Page and application data records:
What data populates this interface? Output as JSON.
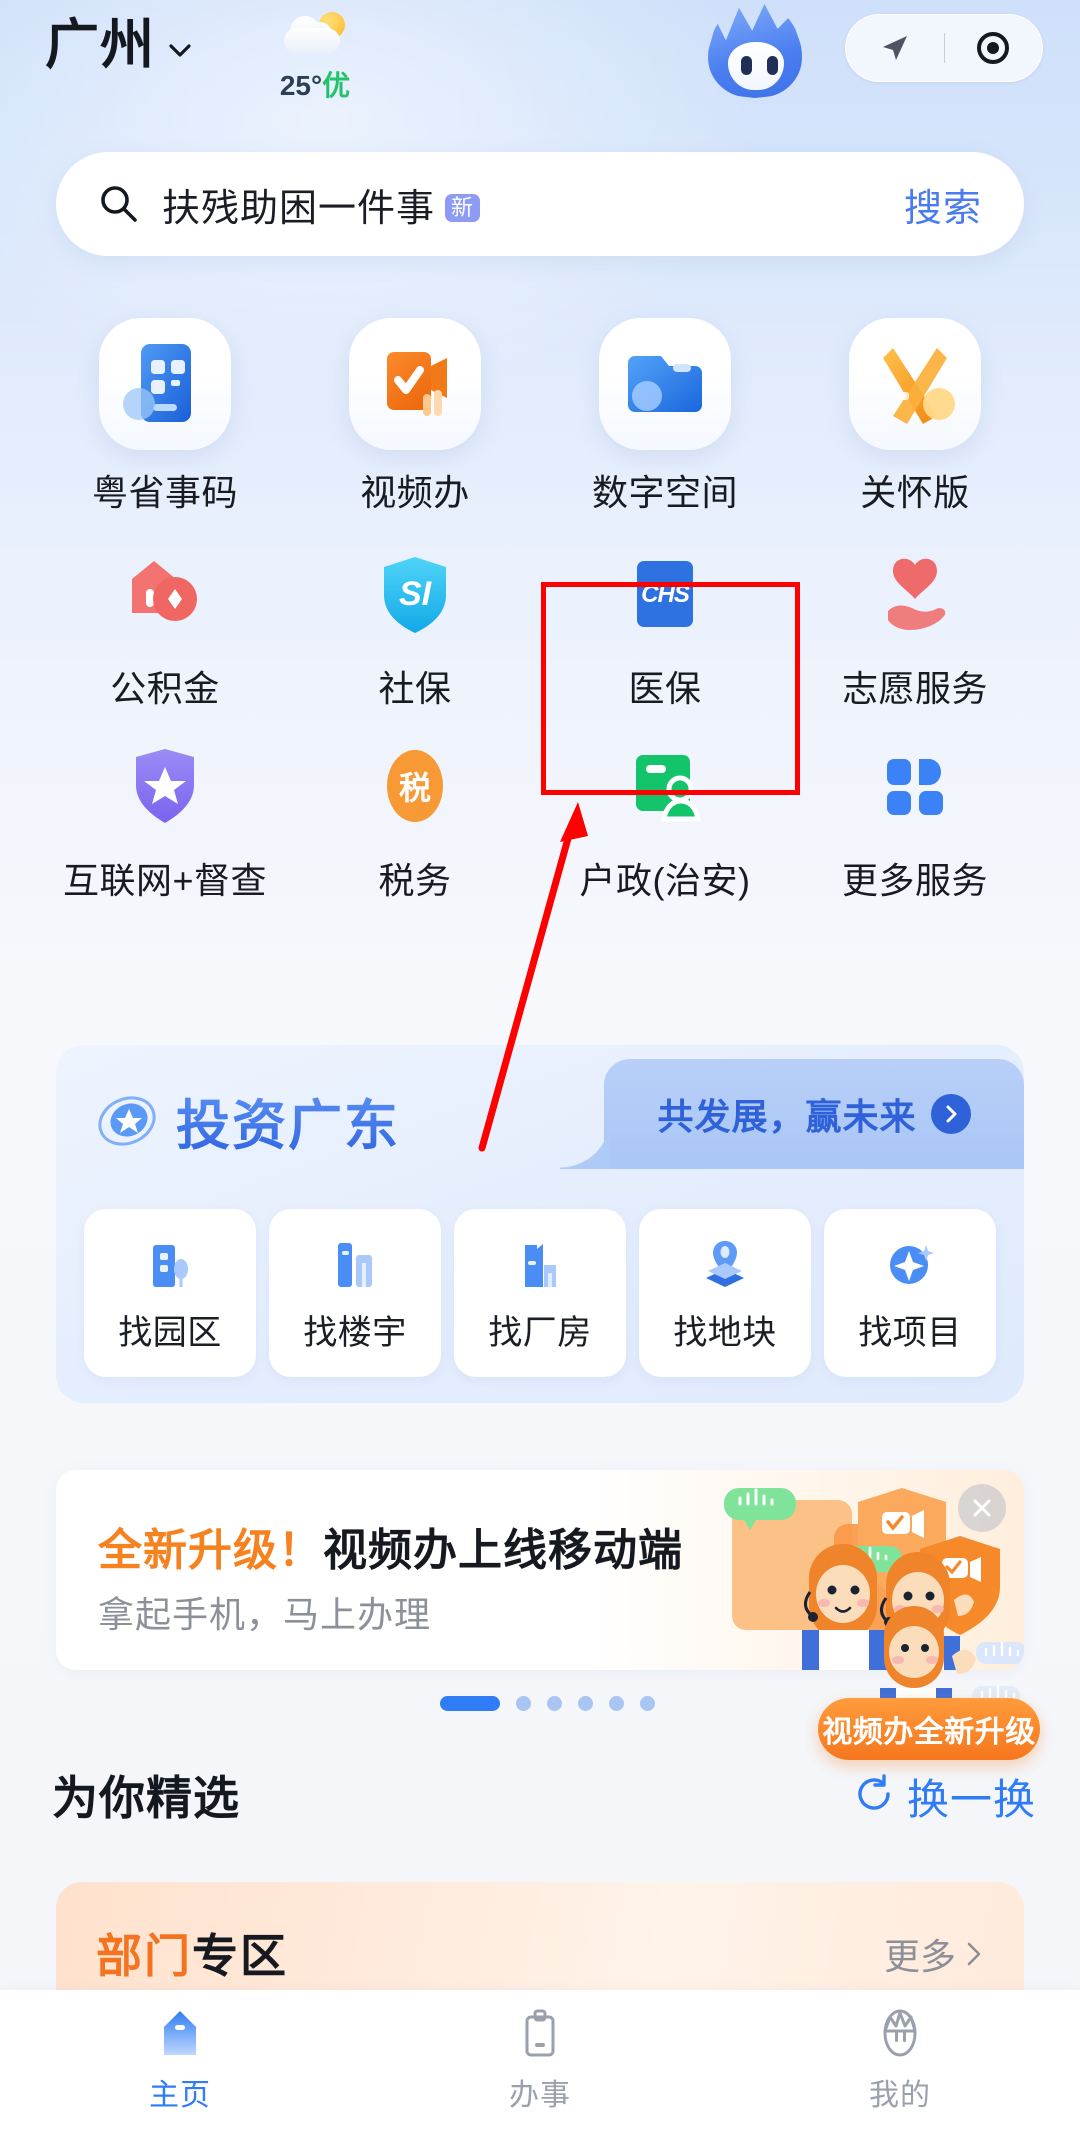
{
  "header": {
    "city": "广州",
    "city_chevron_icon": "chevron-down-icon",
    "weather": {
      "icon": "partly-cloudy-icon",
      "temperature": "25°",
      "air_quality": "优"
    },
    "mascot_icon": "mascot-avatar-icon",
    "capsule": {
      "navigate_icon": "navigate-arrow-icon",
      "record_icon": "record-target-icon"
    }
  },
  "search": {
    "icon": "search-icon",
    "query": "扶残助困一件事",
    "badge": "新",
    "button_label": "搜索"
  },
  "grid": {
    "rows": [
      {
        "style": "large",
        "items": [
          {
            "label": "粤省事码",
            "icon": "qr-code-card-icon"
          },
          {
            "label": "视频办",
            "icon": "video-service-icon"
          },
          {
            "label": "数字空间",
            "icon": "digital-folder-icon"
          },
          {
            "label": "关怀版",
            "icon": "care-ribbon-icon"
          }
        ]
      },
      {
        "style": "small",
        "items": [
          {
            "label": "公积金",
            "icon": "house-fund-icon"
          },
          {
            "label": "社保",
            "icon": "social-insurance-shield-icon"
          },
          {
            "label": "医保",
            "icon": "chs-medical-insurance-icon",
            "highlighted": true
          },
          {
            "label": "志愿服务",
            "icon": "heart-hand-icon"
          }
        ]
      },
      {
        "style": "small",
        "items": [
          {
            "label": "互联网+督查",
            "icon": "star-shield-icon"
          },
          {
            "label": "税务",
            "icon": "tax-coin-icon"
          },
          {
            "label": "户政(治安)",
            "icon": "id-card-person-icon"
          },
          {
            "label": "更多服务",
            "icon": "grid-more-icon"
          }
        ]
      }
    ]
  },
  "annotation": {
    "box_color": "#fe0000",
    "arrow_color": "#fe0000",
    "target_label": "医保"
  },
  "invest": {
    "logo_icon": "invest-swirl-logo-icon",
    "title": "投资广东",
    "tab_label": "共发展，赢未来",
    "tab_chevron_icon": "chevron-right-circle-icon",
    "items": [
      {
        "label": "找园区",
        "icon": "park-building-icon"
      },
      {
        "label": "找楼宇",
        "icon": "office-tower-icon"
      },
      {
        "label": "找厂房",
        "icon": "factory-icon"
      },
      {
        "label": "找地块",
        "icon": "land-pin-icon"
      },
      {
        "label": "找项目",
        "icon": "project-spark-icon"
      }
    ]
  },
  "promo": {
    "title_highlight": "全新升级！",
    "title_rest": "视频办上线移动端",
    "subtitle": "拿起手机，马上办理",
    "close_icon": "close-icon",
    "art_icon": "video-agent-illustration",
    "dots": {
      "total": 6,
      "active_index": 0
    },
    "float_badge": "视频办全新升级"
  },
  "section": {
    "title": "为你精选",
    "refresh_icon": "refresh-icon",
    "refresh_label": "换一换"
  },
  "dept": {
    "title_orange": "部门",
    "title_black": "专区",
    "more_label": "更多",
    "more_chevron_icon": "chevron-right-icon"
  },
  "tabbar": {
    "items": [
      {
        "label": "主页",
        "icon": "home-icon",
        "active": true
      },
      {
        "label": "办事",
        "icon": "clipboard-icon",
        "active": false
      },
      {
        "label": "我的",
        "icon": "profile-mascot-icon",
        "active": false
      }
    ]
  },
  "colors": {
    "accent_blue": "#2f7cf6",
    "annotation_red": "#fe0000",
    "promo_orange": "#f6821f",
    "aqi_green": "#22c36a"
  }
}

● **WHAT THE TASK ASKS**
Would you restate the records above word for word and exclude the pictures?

● **ANSWER SECTION**
What data populates this interface? Output as JSON.
{
  "header": {
    "city": "广州",
    "city_chevron_icon": "chevron-down-icon",
    "weather": {
      "icon": "partly-cloudy-icon",
      "temperature": "25°",
      "air_quality": "优"
    },
    "mascot_icon": "mascot-avatar-icon",
    "capsule": {
      "navigate_icon": "navigate-arrow-icon",
      "record_icon": "record-target-icon"
    }
  },
  "search": {
    "icon": "search-icon",
    "query": "扶残助困一件事",
    "badge": "新",
    "button_label": "搜索"
  },
  "grid": {
    "rows": [
      {
        "style": "large",
        "items": [
          {
            "label": "粤省事码",
            "icon": "qr-code-card-icon"
          },
          {
            "label": "视频办",
            "icon": "video-service-icon"
          },
          {
            "label": "数字空间",
            "icon": "digital-folder-icon"
          },
          {
            "label": "关怀版",
            "icon": "care-ribbon-icon"
          }
        ]
      },
      {
        "style": "small",
        "items": [
          {
            "label": "公积金",
            "icon": "house-fund-icon"
          },
          {
            "label": "社保",
            "icon": "social-insurance-shield-icon"
          },
          {
            "label": "医保",
            "icon": "chs-medical-insurance-icon",
            "highlighted": true
          },
          {
            "label": "志愿服务",
            "icon": "heart-hand-icon"
          }
        ]
      },
      {
        "style": "small",
        "items": [
          {
            "label": "互联网+督查",
            "icon": "star-shield-icon"
          },
          {
            "label": "税务",
            "icon": "tax-coin-icon"
          },
          {
            "label": "户政(治安)",
            "icon": "id-card-person-icon"
          },
          {
            "label": "更多服务",
            "icon": "grid-more-icon"
          }
        ]
      }
    ]
  },
  "annotation": {
    "box_color": "#fe0000",
    "arrow_color": "#fe0000",
    "target_label": "医保"
  },
  "invest": {
    "logo_icon": "invest-swirl-logo-icon",
    "title": "投资广东",
    "tab_label": "共发展，赢未来",
    "tab_chevron_icon": "chevron-right-circle-icon",
    "items": [
      {
        "label": "找园区",
        "icon": "park-building-icon"
      },
      {
        "label": "找楼宇",
        "icon": "office-tower-icon"
      },
      {
        "label": "找厂房",
        "icon": "factory-icon"
      },
      {
        "label": "找地块",
        "icon": "land-pin-icon"
      },
      {
        "label": "找项目",
        "icon": "project-spark-icon"
      }
    ]
  },
  "promo": {
    "title_highlight": "全新升级！",
    "title_rest": "视频办上线移动端",
    "subtitle": "拿起手机，马上办理",
    "close_icon": "close-icon",
    "art_icon": "video-agent-illustration",
    "dots": {
      "total": 6,
      "active_index": 0
    },
    "float_badge": "视频办全新升级"
  },
  "section": {
    "title": "为你精选",
    "refresh_icon": "refresh-icon",
    "refresh_label": "换一换"
  },
  "dept": {
    "title_orange": "部门",
    "title_black": "专区",
    "more_label": "更多",
    "more_chevron_icon": "chevron-right-icon"
  },
  "tabbar": {
    "items": [
      {
        "label": "主页",
        "icon": "home-icon",
        "active": true
      },
      {
        "label": "办事",
        "icon": "clipboard-icon",
        "active": false
      },
      {
        "label": "我的",
        "icon": "profile-mascot-icon",
        "active": false
      }
    ]
  },
  "colors": {
    "accent_blue": "#2f7cf6",
    "annotation_red": "#fe0000",
    "promo_orange": "#f6821f",
    "aqi_green": "#22c36a"
  }
}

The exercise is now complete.